→ Aim of the exercise:
Using the data below, return every line that holds the word "price".

---+---

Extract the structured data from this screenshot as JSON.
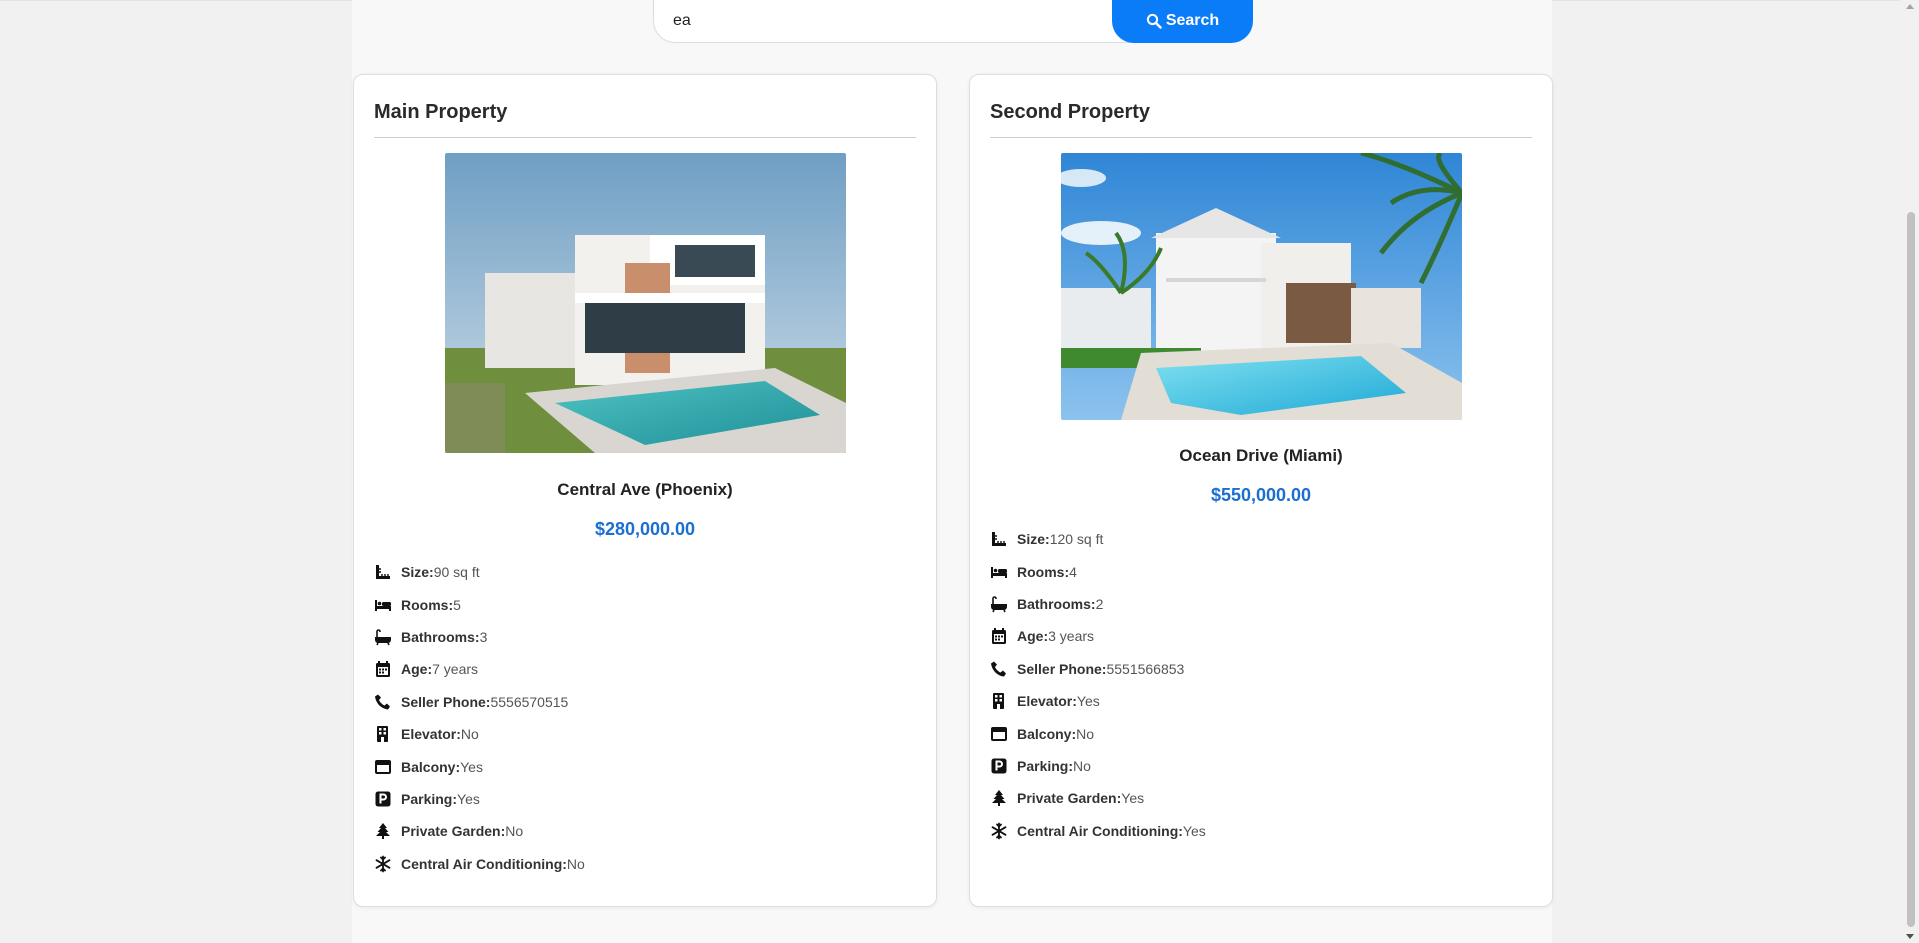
{
  "search": {
    "value": "ea",
    "placeholder": "",
    "button_label": "Search"
  },
  "properties": [
    {
      "section_title": "Main Property",
      "name": "Central Ave (Phoenix)",
      "price": "$280,000.00",
      "details": [
        {
          "icon": "ruler-icon",
          "label": "Size:",
          "value": "90 sq ft"
        },
        {
          "icon": "bed-icon",
          "label": "Rooms:",
          "value": "5"
        },
        {
          "icon": "bath-icon",
          "label": "Bathrooms:",
          "value": "3"
        },
        {
          "icon": "calendar-icon",
          "label": "Age:",
          "value": "7 years"
        },
        {
          "icon": "phone-icon",
          "label": "Seller Phone:",
          "value": "5556570515"
        },
        {
          "icon": "building-icon",
          "label": "Elevator:",
          "value": "No"
        },
        {
          "icon": "balcony-icon",
          "label": "Balcony:",
          "value": "Yes"
        },
        {
          "icon": "parking-icon",
          "label": "Parking:",
          "value": "Yes"
        },
        {
          "icon": "tree-icon",
          "label": "Private Garden:",
          "value": "No"
        },
        {
          "icon": "snowflake-icon",
          "label": "Central Air Conditioning:",
          "value": "No"
        }
      ]
    },
    {
      "section_title": "Second Property",
      "name": "Ocean Drive (Miami)",
      "price": "$550,000.00",
      "details": [
        {
          "icon": "ruler-icon",
          "label": "Size:",
          "value": "120 sq ft"
        },
        {
          "icon": "bed-icon",
          "label": "Rooms:",
          "value": "4"
        },
        {
          "icon": "bath-icon",
          "label": "Bathrooms:",
          "value": "2"
        },
        {
          "icon": "calendar-icon",
          "label": "Age:",
          "value": "3 years"
        },
        {
          "icon": "phone-icon",
          "label": "Seller Phone:",
          "value": "5551566853"
        },
        {
          "icon": "building-icon",
          "label": "Elevator:",
          "value": "Yes"
        },
        {
          "icon": "balcony-icon",
          "label": "Balcony:",
          "value": "No"
        },
        {
          "icon": "parking-icon",
          "label": "Parking:",
          "value": "No"
        },
        {
          "icon": "tree-icon",
          "label": "Private Garden:",
          "value": "Yes"
        },
        {
          "icon": "snowflake-icon",
          "label": "Central Air Conditioning:",
          "value": "Yes"
        }
      ]
    }
  ],
  "colors": {
    "accent": "#0a7cf7",
    "price": "#1a6fd0"
  }
}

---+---

→ Answer area:
      "price": "$280,000.00",
      "price": "$550,000.00",
    "price": "#1a6fd0"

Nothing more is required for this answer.